If my mailbag is anything to go by, this column's suggestion last week that the advent of covered pitches has reduced the quality of the spectacle for many fans is a widely-held view.

Such wickets have particularly disadvantaged spinners, but all bowlers have justification in feeling the game's administrators have been engaged in a decades-long conspiracy against them, of which flat (as well as covered) wickets are a major part. Bowlers also bemoan shorter boundaries and bigger bats, usually in that order. But I'm beginning to think that order should be reversed.

When Albert Trott, a distant relative of Jonathan's, became in 1899 the only player to clear the three-storey pavilion at Lord's, he produced a shot of almost unimaginable strength and timing. As the cricket writer Ivo Tennant has noted, the Victorian pavilion is 210ft from the crease at the Nursery End, and over 50ft high; but what is more, the bat Trott used wouldn't have been nearly as good as today's willow wands.

The moisture content from Trott's bat has evaporated to the extent that it's hard to be certain what it weighed when he used it, though the consensus is it was around 2lb 3oz. These days most bats have a moisture content of between 12 and 15 per cent; for old Albert, it would have been closer to 35 per cent, making the wood a third heavier. Manufacturers today leave the bats to dry in open air to extract the moisture. But the drawback of this method, as Marcus Codrington, chief executive of the bat-maker Mongoose, told Tennant is they "become brittle, lose elasticity, and don't last as long". In Trott's day, a bat lasted years. Some of today's players have more bats than hairs.

Mongoose, founded two years ago, aroused controversy by inventing a bat for Twenty20 with a very long handle, and extended sweet spot. The Mongoose MMi3 is 90 per cent English willow, 10 per cent Kashmiri willow, and looks like a wooden paddle.
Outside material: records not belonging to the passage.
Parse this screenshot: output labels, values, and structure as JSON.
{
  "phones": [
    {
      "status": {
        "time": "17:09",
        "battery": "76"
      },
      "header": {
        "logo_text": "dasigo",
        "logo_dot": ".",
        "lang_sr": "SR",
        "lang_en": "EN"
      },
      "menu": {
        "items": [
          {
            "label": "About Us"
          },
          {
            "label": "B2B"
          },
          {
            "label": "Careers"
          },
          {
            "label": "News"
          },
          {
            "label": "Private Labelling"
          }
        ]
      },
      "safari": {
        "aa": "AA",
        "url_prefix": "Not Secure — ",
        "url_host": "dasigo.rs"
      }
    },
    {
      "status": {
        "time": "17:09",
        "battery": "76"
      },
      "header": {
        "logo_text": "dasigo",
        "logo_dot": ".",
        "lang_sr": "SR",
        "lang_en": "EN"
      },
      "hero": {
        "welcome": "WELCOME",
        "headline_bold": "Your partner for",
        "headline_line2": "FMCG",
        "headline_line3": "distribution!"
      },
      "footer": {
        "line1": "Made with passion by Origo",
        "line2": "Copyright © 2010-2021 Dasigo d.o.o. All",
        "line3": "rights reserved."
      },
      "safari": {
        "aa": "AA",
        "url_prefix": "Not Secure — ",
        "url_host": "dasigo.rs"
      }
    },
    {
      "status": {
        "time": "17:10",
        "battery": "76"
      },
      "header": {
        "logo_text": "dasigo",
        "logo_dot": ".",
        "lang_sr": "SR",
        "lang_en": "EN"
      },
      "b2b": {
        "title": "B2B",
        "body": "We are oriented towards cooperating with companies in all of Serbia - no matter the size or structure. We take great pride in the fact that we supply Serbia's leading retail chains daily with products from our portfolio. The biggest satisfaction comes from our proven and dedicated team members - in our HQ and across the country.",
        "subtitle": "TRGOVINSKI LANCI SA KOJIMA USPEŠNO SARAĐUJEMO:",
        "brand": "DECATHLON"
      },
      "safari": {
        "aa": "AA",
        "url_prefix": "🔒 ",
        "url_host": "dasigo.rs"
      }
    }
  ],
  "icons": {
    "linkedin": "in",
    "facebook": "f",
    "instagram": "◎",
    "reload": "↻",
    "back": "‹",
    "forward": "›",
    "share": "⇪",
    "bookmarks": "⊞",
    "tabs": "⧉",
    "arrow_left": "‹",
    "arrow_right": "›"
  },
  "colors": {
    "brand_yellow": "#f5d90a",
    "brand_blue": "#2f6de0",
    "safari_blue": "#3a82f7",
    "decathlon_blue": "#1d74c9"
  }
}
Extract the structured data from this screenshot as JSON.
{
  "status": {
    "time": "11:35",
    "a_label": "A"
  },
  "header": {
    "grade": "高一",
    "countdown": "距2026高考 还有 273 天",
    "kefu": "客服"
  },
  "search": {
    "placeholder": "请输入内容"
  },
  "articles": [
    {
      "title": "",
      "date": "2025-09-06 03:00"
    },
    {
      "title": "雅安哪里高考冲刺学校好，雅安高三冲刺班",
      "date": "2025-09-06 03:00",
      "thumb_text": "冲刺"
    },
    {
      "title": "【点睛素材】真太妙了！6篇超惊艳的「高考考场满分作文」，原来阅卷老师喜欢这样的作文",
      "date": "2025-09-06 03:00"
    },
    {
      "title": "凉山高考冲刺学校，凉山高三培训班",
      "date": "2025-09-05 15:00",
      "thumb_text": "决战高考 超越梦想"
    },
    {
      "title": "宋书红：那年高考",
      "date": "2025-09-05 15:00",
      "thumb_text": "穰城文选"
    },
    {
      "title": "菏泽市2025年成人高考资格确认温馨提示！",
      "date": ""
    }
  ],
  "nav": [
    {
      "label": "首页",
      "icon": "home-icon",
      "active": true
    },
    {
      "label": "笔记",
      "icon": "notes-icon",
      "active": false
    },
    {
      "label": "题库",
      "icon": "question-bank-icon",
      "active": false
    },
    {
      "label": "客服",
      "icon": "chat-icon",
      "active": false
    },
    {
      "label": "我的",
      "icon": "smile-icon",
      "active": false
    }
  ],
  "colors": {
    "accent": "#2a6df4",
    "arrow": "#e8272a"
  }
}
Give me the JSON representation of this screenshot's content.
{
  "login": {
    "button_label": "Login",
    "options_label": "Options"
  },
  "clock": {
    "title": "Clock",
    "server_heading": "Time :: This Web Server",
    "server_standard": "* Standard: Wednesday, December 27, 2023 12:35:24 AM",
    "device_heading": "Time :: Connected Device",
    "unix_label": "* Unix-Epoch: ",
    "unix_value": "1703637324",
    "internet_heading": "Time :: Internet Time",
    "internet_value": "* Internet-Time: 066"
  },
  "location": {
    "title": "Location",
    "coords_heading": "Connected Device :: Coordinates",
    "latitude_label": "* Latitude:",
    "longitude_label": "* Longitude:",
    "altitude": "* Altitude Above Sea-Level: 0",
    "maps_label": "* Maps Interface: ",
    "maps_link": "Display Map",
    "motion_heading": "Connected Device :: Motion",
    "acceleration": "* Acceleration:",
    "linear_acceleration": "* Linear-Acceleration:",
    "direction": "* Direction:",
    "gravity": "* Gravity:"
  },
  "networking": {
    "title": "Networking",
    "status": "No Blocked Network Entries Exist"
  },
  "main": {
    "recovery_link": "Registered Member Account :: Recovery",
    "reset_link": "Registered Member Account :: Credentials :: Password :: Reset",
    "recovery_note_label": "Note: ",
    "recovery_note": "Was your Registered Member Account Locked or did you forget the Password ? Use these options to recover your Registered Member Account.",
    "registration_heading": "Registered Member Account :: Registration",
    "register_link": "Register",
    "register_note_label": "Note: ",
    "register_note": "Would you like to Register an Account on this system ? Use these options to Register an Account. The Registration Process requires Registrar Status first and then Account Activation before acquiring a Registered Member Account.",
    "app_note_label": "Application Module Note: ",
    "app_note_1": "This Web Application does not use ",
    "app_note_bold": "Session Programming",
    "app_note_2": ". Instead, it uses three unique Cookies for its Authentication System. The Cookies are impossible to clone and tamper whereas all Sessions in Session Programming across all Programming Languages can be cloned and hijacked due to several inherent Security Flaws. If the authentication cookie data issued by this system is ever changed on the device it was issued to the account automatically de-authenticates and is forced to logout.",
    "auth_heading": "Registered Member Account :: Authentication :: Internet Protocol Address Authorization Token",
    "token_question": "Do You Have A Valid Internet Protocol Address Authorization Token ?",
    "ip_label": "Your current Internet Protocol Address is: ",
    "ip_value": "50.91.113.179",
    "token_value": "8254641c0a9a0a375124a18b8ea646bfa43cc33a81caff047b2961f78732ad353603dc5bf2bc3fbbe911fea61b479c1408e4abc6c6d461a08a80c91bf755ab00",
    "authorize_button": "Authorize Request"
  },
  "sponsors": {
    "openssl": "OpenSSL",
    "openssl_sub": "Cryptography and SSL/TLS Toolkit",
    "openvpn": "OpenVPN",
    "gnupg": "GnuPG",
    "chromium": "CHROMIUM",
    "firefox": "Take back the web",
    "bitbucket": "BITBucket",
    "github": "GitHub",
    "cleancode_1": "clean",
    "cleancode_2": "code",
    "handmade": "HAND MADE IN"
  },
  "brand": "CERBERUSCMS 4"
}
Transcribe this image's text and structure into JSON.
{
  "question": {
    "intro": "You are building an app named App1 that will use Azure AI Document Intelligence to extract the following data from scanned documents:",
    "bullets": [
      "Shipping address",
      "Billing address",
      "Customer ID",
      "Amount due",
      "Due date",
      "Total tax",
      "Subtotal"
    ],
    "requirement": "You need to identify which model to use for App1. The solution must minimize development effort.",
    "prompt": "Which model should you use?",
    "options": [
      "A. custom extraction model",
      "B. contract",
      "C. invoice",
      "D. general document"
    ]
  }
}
Matthew Hayden used a heavy bat (over 3lb) in Test cricket, but used a slightly lighter Mongoose in the Indian Premier League.

The latest generation of bats combine lightness with strength, a kind of holy grail for the man in the middle. They come after a prolonged period in which bats at Test level got heavier. Clive Lloyd, Ian Botham and Graham Gooch each used a bat of over 3lbs to bludgeon spinners around the ground. Sachin Tendulkar uses a bat over 3lb, and the South African Lance Klusener reportedly used a bat weighing 3lb 4oz. Paul Collingwood practised in the nets with a bat of over 4lb, so that when he got to the middle his proper bat felt very light. Andrew Flintoff was rare for a modern player in using a very light bat.

Heavy bats incentivise power over skill. They prioritise the bottom hand over the top hand. A quarter of runs in the IPL are scored with sixes, and no wonder. But as bats got heavier, something precious in batting was lost. "The bats got so heavy," said Tom Graveney a few years back, "that the game lost all the top-hand players." Duncan Fearnley, the bat-maker, recalled that when Len Hutton picked up one of Ian Botham's bats, "he said it was the nearest he'd come to holding a railway sleeper".

The latest technology means that bats have bigger sweeter spots, and can be huge, light and powerful at the same time. The old play-off between weight and power is defunct. The top-hand players Graveney so cherished will return in force. But what of the bowlers, the great slaves of the game who no administrator will show concern for? What technological or rule change will advantage them? I suppose suggesting a bigger, more raised seam, or just a smaller ball, would be considered heresy. But heresy is the beginning of wisdom – and progress. Bowlers of the world, unite!